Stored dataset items
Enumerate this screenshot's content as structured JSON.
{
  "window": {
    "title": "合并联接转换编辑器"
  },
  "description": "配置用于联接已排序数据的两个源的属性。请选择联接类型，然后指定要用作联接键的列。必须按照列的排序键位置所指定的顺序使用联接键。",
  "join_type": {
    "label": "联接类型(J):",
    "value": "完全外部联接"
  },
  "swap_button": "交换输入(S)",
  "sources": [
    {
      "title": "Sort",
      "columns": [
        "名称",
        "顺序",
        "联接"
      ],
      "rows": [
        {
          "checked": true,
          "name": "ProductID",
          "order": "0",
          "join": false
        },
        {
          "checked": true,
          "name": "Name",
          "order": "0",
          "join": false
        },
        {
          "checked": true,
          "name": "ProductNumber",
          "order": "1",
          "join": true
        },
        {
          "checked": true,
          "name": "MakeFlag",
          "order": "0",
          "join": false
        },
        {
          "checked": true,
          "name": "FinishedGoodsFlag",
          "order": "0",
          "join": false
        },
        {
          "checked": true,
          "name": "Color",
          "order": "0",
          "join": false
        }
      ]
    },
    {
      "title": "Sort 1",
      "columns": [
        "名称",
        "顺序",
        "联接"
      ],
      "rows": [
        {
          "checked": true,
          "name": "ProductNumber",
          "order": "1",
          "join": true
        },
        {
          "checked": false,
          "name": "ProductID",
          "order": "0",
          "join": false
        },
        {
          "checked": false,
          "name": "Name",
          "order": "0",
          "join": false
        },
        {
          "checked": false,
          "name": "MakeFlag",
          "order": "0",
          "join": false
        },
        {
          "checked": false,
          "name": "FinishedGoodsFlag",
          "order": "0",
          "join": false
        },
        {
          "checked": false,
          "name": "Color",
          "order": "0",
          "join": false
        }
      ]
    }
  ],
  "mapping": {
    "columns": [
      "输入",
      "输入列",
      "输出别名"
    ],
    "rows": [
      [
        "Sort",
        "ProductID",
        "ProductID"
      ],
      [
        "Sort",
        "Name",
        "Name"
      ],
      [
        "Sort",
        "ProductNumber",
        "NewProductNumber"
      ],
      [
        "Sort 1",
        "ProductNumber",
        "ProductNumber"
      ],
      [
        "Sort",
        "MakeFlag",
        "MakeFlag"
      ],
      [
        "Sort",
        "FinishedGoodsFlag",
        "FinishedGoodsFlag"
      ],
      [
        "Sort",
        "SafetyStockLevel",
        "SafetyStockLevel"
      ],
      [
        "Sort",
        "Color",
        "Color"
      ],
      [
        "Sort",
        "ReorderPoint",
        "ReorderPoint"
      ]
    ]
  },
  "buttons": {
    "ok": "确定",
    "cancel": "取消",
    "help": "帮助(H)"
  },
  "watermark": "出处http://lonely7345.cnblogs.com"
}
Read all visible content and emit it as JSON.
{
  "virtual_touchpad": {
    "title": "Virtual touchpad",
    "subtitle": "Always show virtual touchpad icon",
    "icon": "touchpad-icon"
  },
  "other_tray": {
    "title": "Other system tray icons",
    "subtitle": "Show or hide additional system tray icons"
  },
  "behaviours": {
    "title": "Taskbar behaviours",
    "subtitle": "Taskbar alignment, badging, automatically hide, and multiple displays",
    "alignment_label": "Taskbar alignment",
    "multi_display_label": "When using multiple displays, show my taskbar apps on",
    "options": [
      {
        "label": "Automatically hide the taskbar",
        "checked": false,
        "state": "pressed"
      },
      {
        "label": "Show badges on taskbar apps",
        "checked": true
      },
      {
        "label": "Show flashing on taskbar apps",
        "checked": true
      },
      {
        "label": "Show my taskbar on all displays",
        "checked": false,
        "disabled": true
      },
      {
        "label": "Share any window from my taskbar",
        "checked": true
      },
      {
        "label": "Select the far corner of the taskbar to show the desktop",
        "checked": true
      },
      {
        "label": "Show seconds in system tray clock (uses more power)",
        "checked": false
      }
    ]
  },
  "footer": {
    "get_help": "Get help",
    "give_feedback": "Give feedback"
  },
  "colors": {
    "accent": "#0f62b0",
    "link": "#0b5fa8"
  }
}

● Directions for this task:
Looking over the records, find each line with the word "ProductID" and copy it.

● Solved exercise:
          "name": "ProductID",
          "name": "ProductID",
        "ProductID",
        "ProductID"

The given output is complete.